- 2001: The "back door" system was introduced into the All-Ireland Senior Football Championship. Galway became the first football side to win the All-Ireland Senior Football Championship by springing through the "back door".
- 2002: The redeveloped Cusack, Canal End and Hogan Stands were officially opened.
- 2003: The first All-Ireland Senior Football Championship Final between two sides from the same province took place between Tyrone and Armagh, both of Ulster.
- 2004: The first Tommy Murphy Cup was played.
- 2005: The first Christy Ring Cup and Nicky Rackard Cup were held.
- 2005: The re-development of Hill 16 was completed and is functional for the All-Ireland Senior Championship Finals.
- 2005: The GAA relaxed Rule 42, which gave temporary permission for soccer and rugby internationals to be played at Croke Park from 2007 while Lansdowne Road, the home of both sports, was being rebuilt.
- 2007: The first game to be played in Croke Park under lights. The largest league attendance ever of 81,678 was also recorded – Dublin are beaten 0–10 to 0–11 by Tyrone.
- 2009: The 125th anniversary of the GAA was commemorated with a floodlit National Football League opening match between Dublin and Tyrone.
- 2013: Hawk-Eye was introduced for Championship matches at Croke Park. It was first used to confirm that Offaly substitute Peter Cunningham's attempted point had gone wide 10 minutes into the second half of a game against Kildare.
- 2013: The first Friday night game in the history of the Championship occurred – a first round qualifier between Carlow and Laois.
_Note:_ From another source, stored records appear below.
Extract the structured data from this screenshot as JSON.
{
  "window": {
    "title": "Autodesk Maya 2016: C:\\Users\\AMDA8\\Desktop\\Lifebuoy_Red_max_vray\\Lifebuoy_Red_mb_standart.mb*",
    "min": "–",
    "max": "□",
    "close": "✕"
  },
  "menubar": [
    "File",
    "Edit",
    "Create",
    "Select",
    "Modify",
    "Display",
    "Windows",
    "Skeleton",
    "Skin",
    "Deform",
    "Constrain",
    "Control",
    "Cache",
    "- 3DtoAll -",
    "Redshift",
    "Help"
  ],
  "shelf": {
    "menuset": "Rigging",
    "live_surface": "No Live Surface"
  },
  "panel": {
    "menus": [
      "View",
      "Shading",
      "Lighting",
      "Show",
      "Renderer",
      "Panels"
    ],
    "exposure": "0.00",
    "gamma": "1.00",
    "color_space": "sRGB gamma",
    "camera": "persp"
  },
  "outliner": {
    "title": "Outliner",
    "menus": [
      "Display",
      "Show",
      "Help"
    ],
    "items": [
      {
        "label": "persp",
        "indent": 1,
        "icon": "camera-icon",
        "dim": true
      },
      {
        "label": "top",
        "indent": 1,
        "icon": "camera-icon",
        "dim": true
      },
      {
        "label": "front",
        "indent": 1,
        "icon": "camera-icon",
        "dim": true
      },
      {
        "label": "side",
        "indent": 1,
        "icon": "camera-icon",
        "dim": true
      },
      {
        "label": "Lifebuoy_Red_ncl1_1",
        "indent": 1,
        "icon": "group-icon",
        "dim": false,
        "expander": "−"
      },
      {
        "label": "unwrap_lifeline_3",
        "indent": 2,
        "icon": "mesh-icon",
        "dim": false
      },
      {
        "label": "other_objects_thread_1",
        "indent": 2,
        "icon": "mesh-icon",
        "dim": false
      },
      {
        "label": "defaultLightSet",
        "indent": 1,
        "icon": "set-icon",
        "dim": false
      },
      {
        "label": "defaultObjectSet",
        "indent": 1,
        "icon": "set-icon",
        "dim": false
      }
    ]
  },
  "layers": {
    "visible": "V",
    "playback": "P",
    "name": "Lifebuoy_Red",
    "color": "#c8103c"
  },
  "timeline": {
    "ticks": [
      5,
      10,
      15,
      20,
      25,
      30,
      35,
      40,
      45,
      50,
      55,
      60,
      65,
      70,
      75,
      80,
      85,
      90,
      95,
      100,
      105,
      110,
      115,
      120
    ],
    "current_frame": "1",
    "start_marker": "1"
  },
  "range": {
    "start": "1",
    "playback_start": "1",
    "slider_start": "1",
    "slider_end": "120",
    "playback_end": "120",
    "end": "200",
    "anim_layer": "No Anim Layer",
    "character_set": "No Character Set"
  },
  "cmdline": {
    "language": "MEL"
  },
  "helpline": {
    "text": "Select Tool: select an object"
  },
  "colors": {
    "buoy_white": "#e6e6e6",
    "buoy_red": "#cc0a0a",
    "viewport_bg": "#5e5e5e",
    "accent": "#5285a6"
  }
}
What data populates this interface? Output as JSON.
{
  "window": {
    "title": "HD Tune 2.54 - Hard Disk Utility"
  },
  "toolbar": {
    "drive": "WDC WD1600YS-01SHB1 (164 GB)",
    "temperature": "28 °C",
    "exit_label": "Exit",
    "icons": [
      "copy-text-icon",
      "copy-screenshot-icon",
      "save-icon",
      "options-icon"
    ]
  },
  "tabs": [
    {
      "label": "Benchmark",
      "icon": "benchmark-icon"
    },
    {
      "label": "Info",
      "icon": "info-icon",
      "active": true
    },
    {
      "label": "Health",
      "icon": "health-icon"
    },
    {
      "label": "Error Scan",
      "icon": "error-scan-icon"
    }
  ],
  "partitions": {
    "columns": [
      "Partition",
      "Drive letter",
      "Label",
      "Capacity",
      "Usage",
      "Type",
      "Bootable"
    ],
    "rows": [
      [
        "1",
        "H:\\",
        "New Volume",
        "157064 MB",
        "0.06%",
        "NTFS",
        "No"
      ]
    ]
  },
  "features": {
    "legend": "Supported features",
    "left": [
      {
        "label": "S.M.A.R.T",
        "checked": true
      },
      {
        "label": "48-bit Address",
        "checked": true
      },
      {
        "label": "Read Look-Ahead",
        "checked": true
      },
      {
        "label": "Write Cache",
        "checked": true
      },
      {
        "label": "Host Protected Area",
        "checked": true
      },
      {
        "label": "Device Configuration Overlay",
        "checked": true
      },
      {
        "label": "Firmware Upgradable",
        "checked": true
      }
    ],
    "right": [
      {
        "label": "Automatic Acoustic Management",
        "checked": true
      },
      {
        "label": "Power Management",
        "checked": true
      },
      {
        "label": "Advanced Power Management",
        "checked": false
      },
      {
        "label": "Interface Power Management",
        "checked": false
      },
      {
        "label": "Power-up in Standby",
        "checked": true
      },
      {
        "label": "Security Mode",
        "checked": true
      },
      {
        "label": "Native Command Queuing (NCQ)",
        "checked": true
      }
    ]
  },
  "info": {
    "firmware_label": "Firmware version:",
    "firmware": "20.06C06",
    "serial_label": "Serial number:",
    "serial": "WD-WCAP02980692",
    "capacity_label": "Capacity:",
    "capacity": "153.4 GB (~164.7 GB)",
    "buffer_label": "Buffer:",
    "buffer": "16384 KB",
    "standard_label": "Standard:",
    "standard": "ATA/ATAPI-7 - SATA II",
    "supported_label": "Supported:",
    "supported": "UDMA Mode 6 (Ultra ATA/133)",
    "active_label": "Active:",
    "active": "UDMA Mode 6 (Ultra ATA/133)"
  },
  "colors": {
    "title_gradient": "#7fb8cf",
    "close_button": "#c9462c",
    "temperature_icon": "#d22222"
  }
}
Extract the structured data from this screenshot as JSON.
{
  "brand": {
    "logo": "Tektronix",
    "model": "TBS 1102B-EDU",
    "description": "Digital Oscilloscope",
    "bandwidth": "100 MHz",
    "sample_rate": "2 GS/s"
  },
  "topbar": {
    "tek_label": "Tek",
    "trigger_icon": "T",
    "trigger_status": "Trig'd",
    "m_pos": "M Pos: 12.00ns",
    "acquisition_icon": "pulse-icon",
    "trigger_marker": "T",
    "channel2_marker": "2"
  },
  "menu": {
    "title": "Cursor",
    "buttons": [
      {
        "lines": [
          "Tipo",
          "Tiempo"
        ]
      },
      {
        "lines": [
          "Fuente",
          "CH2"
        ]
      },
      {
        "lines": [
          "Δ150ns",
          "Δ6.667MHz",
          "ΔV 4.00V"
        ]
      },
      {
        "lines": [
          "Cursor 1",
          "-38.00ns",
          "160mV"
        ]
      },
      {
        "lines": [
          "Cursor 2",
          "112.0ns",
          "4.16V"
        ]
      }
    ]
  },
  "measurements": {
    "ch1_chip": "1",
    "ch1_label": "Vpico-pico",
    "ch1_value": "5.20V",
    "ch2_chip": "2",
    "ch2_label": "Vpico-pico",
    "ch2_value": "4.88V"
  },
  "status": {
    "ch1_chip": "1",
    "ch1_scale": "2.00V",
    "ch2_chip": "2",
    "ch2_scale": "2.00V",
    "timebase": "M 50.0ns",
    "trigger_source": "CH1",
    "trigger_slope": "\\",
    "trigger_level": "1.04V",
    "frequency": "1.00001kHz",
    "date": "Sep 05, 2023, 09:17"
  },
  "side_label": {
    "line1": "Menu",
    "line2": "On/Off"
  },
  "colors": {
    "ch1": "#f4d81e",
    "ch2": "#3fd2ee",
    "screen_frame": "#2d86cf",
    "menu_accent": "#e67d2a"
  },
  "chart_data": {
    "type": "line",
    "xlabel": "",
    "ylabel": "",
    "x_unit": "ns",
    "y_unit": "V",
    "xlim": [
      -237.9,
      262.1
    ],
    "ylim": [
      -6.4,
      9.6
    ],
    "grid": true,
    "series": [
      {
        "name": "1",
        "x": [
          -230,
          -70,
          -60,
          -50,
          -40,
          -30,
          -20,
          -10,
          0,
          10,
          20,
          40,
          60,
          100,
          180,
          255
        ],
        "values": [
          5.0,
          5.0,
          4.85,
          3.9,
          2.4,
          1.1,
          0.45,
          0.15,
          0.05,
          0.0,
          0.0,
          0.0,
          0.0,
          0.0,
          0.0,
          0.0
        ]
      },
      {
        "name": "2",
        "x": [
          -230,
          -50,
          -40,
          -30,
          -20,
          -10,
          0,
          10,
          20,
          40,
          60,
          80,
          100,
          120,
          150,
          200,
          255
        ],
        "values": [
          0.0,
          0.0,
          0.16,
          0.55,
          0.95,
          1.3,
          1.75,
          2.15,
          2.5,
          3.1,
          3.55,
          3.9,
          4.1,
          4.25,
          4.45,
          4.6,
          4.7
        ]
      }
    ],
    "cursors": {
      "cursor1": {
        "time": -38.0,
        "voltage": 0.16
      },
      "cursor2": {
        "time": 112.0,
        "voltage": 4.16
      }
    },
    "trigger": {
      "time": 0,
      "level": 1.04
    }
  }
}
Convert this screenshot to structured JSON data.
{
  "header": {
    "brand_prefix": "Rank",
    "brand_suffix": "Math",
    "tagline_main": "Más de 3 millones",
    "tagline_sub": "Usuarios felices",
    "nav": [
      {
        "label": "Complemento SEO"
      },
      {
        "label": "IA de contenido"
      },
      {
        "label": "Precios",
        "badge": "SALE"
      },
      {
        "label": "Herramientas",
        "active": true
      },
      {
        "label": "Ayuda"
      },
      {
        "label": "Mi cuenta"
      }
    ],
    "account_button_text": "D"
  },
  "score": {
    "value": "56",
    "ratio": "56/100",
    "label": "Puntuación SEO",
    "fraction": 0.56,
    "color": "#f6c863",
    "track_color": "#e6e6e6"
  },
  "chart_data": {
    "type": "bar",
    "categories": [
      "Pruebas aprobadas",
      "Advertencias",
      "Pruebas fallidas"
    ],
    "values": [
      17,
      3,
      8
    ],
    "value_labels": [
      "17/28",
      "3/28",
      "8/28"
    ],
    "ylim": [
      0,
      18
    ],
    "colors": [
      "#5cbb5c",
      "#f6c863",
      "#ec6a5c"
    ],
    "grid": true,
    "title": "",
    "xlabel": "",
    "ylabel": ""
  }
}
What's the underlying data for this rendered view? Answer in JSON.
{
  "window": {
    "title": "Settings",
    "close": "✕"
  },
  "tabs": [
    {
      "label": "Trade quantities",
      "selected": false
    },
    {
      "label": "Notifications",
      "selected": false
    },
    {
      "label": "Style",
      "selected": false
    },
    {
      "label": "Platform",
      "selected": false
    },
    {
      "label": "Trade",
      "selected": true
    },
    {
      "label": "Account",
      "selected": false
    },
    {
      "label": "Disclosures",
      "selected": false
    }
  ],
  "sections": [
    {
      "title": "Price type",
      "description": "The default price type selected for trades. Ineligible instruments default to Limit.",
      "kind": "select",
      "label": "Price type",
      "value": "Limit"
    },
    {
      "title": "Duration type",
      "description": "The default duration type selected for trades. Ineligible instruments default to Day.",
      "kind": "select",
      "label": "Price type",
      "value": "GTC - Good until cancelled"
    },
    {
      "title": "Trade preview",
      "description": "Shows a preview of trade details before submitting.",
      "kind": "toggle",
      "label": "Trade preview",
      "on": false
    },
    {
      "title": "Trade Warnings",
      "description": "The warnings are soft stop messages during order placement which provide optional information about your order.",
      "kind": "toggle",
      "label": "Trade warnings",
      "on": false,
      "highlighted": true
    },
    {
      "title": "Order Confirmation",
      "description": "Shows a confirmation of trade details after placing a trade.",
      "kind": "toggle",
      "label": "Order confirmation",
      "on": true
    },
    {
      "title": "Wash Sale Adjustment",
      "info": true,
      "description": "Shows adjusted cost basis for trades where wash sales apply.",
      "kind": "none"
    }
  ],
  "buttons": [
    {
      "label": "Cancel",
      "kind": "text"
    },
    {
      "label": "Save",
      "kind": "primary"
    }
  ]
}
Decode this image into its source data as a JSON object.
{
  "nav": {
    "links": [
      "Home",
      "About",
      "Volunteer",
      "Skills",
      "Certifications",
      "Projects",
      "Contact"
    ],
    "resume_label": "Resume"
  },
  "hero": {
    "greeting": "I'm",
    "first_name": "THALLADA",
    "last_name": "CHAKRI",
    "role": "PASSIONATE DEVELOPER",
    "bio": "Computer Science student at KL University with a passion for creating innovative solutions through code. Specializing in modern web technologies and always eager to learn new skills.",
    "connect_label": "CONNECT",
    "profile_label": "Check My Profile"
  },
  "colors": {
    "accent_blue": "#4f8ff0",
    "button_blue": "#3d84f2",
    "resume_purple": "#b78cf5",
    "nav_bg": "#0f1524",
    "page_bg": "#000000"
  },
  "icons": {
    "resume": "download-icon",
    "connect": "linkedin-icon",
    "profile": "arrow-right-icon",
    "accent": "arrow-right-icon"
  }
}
- "Athletic Ireland". Retrieved 23 August 2012.
- "GAA hopes Hawk-Eye will eliminate contentious points". RTÉ Sport. 15 May 2013. Retrieved 15 May 2013.
- "Hawkeye makes successful debut". Hogan Stand. 2 June 2013. Retrieved 2 June 2013.
- "Qualifiers include first ever Friday night game". RTÉ Sport. 17 June 2013. Retrieved 17 June 2013.
Carlow will play Laois on 28 June in Dr Cullen Park, the first time a Championship game will take place on a Friday night.